Communicating What You Do To Entice New Clients
Here’s the scenario:
You‘re at a gathering and you come across someone who would be a perfect client for your business. You engage in a conversation and the inevitable question comes up. “What do you do?”
You get excited, your eyes light up. “This is it. This is my shot! I’ll get him now,” are the thoughts racing through your mind.
“Well, I am a small business coach,” you say as you anxiously await for your prospect to tell you how you are the answer to his prayers.
“Oh, I see...uh... I think I left the lights on in my car... It was nice talking to you. Bye.”
And you watch your perfect client rush away to find someone else to talk to.
It’s important that you are able to communicate what you do in ways that will help your prospective client understand that you are a solution to his problem. How you position yourself is the difference between getting that “deer stuck in the headlight” look from your prospect or having someone ask you for more information.
Positioning revolves around your core marketing message that clearly states who you work with, what problems you solve, what solutions you provide, what benefits you offer, what results you produce, what guarantee you give, and what is unique and special about your particular service.
Positioning is the foundation that you build the rest of your marketing upon.
Here are two things that you must NOT do when telling prospective new clients what you do:
1) Do not use your label. This is a sure-fire way of ending a conversation quickly. How many times have you told someone, “I’m a coach” and they say, “Oh, what team?” or “How nice” and then quickly change the subject. Chances are that when you open with your label, if you get a continued conversation, that person is only being polite.
2) Do not use the process, for instance, a coach might say: “I help people discover their excellence by co-creating the positive environment needed for a powerful conversation by having a two-way structured dialogical process that goes beyond basic listening skills and includes multilevel hearing and co-active interaction by the coach.” If your strategy is to have the “deer in the headlights” look in every prospect’s eyes, this is the one for you.

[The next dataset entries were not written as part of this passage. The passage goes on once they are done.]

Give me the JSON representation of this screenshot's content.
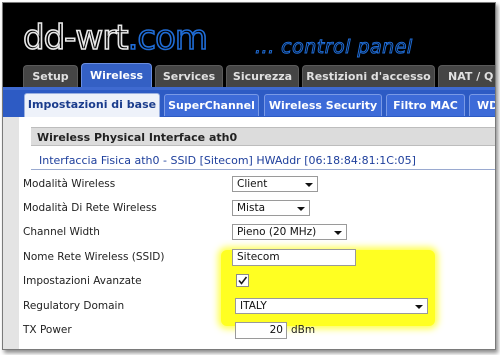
{
  "logo": {
    "part1": "dd-wrt",
    "part2": ".com",
    "tagline": "... control panel"
  },
  "main_tabs": [
    {
      "label": "Setup",
      "active": false
    },
    {
      "label": "Wireless",
      "active": true
    },
    {
      "label": "Services",
      "active": false
    },
    {
      "label": "Sicurezza",
      "active": false
    },
    {
      "label": "Restizioni d'accesso",
      "active": false
    },
    {
      "label": "NAT / Q",
      "active": false
    }
  ],
  "sub_tabs": [
    {
      "label": "Impostazioni di base",
      "active": true
    },
    {
      "label": "SuperChannel",
      "active": false
    },
    {
      "label": "Wireless Security",
      "active": false
    },
    {
      "label": "Filtro MAC",
      "active": false
    },
    {
      "label": "WD",
      "active": false
    }
  ],
  "section": {
    "title": "Wireless Physical Interface ath0",
    "legend": "Interfaccia Fisica ath0 - SSID [Sitecom] HWAddr [06:18:84:81:1C:05]"
  },
  "fields": {
    "wireless_mode": {
      "label": "Modalità Wireless",
      "value": "Client"
    },
    "network_mode": {
      "label": "Modalità Di Rete Wireless",
      "value": "Mista"
    },
    "channel_width": {
      "label": "Channel Width",
      "value": "Pieno (20 MHz)"
    },
    "ssid": {
      "label": "Nome Rete Wireless (SSID)",
      "value": "Sitecom"
    },
    "advanced": {
      "label": "Impostazioni Avanzate",
      "checked": true
    },
    "regulatory_domain": {
      "label": "Regulatory Domain",
      "value": "ITALY"
    },
    "tx_power": {
      "label": "TX Power",
      "value": "20",
      "unit": "dBm"
    }
  },
  "colors": {
    "highlight": "#ffff22",
    "accent": "#2d5bc4",
    "active_tab": "#3460c4"
  }
}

When you, the business owner, communicate the process of what you do, you are still not reaching your prospects by communicating what’s in it for them. They will be confused and they will run as fast as they can.

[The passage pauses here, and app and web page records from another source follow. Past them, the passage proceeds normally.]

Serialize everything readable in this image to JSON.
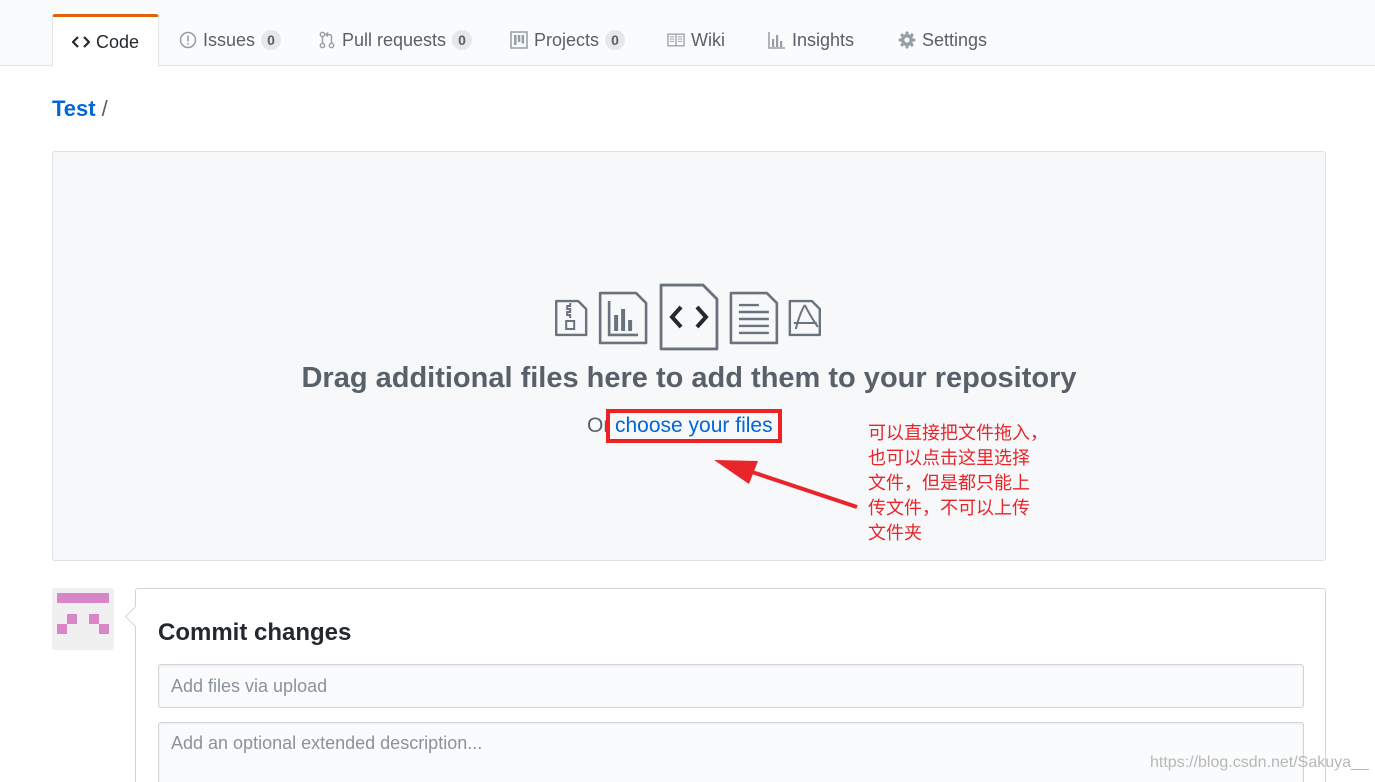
{
  "tabs": [
    {
      "label": "Code",
      "icon": "code-icon",
      "selected": true
    },
    {
      "label": "Issues",
      "icon": "issue-opened-icon",
      "count": "0"
    },
    {
      "label": "Pull requests",
      "icon": "git-pull-request-icon",
      "count": "0"
    },
    {
      "label": "Projects",
      "icon": "project-icon",
      "count": "0"
    },
    {
      "label": "Wiki",
      "icon": "book-icon"
    },
    {
      "label": "Insights",
      "icon": "graph-icon"
    },
    {
      "label": "Settings",
      "icon": "gear-icon"
    }
  ],
  "breadcrumb": {
    "repo": "Test",
    "separator": "/"
  },
  "dropzone": {
    "icons": [
      "file-zip-icon",
      "file-chart-icon",
      "file-code-icon",
      "file-text-icon",
      "file-pdf-icon"
    ],
    "title": "Drag additional files here to add them to your repository",
    "or_text": "Or",
    "choose_link": "choose your files"
  },
  "annotation": {
    "lines": [
      "可以直接把文件拖入，",
      "也可以点击这里选择",
      "文件，但是都只能上",
      "传文件，不可以上传",
      "文件夹"
    ],
    "color": "#e8252a"
  },
  "commit": {
    "title": "Commit changes",
    "summary_placeholder": "Add files via upload",
    "description_placeholder": "Add an optional extended description..."
  },
  "watermark": "https://blog.csdn.net/Sakuya__",
  "colors": {
    "accent": "#e36209",
    "link": "#0366d6",
    "annotation": "#e8252a",
    "avatar": "#d986c8"
  }
}
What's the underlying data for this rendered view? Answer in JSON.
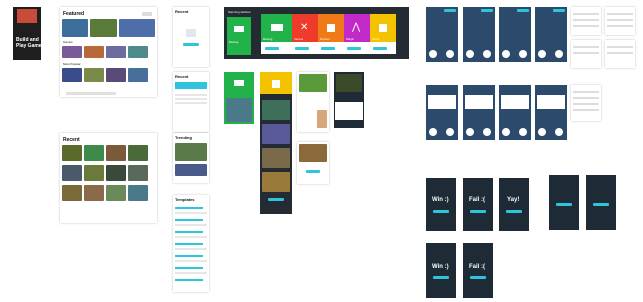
{
  "hero": {
    "title_line1": "Build and",
    "title_line2": "Play Games"
  },
  "phone_featured": {
    "title": "Featured",
    "section_games": "Games",
    "section_most_popular": "Most Popular"
  },
  "phone_recent": {
    "title": "Recent"
  },
  "phone_empty": {
    "title": "Recent"
  },
  "phone_recent2": {
    "title": "Recent"
  },
  "phone_trending": {
    "title": "Trending"
  },
  "phone_templates": {
    "title": "Templates"
  },
  "category_select": {
    "title": "Spinning witches",
    "tiles": [
      {
        "label": "Racing",
        "color": "#21b34a"
      },
      {
        "label": "Racing",
        "color": "#21b34a"
      },
      {
        "label": "Versus",
        "color": "#ef3b2c"
      },
      {
        "label": "Runner",
        "color": "#f07a17"
      },
      {
        "label": "Magic",
        "color": "#c229c9"
      },
      {
        "label": "Jump",
        "color": "#f3c300"
      }
    ]
  },
  "endscreens": {
    "win1": "Win :)",
    "fail1": "Fail :(",
    "yay": "Yay!",
    "win2": "Win :)",
    "fail2": "Fail :("
  },
  "colors": {
    "accent": "#2ec5dc",
    "dark_bg": "#1e2a36",
    "game_bg": "#2c4a6b",
    "green": "#21b34a",
    "yellow": "#f3c300",
    "red": "#ef3b2c"
  }
}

Package your services verbally so that you can communicate in a crystal-clear fashion what you can do for your prospective client in a nutshell.
Here is one thing that you MUST do when telling prospective new clients what you do:
Communicate the problem, then the solution. This approach works so well because people are living in, thinking about and totally immersed in their problems. So, if you relay a problem clearly and quickly and show that you do indeed understand that, you’ll get their full attention in a heartbeat.
Be as specific as possible.
“I work with organizations that are facing the many challenges of the slow economy” will not get you the same result as, “I work with small to mid-sized business owners who are struggling to get clients”.
Now, you’re getting your prospect's attention.
Then you follow up with the flip-side of the problem... the solution. If you can now show your prospect through logic, examples, testimonials and case studies that you do indeed have a solid solution to this problem, you will get that person’s ear - and business.
Here is an example of a good answer to “What do you do?”:
“You know how a lot of small businesses struggle to find new clients? I have a service that guarantees them new clients.”
You’ve gotten their attention. You notice now that their body language changes. They lean toward you as they talk, there is a warm glow in their eyes.
You’re speaking to a small business owner who happens to be struggling to find new clients. He asks you, “How do you help small businesses get clients?”
“Good question...”, you say.
Again, I caution you to stay away from your process. Continue talking about the benefits that working with you will provide. The processes are for later... much later.
If you remember that this is about your customer, and not about you, and you engage your prospect by asking connecting questions about his problems and linking them to the benefits of working with you, you will have the perfect opportunity to explore a great business relationship.
Irene Brooks is the Founder of 3-D Success Partners, a firm that specializes in helping small businesses attract as many clients as they can handle, as well as Senior Editor of the 3-D Success Newsletter. To get your free lifetime subscription go to http://www.3-DSuccessCoach.com.